• _EXERCISE BRIEF_:
What follows is a set of records; repeat them exactly, without the pictures.

• • • • • • •

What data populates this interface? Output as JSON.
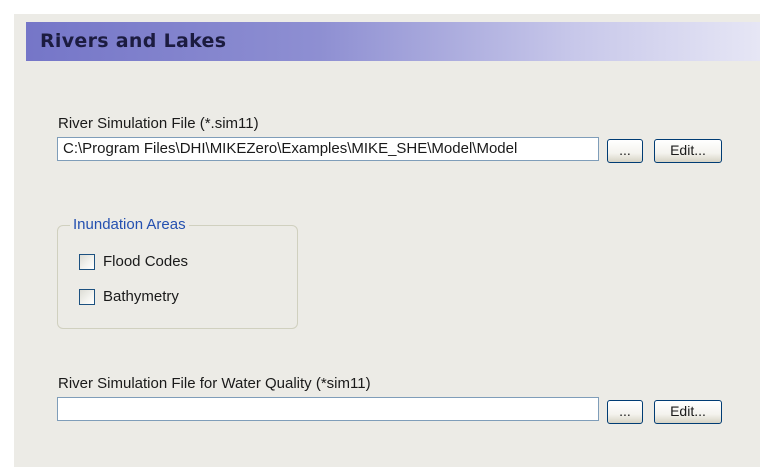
{
  "header": {
    "title": "Rivers and Lakes"
  },
  "river_sim": {
    "label": "River Simulation File (*.sim11)",
    "value": "C:\\Program Files\\DHI\\MIKEZero\\Examples\\MIKE_SHE\\Model\\Model",
    "browse_label": "...",
    "edit_label": "Edit..."
  },
  "inundation": {
    "legend": "Inundation Areas",
    "items": [
      {
        "label": "Flood Codes",
        "checked": false
      },
      {
        "label": "Bathymetry",
        "checked": false
      }
    ]
  },
  "water_quality": {
    "label": "River Simulation File for Water Quality (*sim11)",
    "value": "",
    "browse_label": "...",
    "edit_label": "Edit..."
  }
}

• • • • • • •

• _RESULT BELOW_:
What data populates this interface? Output as JSON.
{
  "header": {
    "title": "Rivers and Lakes"
  },
  "river_sim": {
    "label": "River Simulation File (*.sim11)",
    "value": "C:\\Program Files\\DHI\\MIKEZero\\Examples\\MIKE_SHE\\Model\\Model",
    "browse_label": "...",
    "edit_label": "Edit..."
  },
  "inundation": {
    "legend": "Inundation Areas",
    "items": [
      {
        "label": "Flood Codes",
        "checked": false
      },
      {
        "label": "Bathymetry",
        "checked": false
      }
    ]
  },
  "water_quality": {
    "label": "River Simulation File for Water Quality (*sim11)",
    "value": "",
    "browse_label": "...",
    "edit_label": "Edit..."
  }
}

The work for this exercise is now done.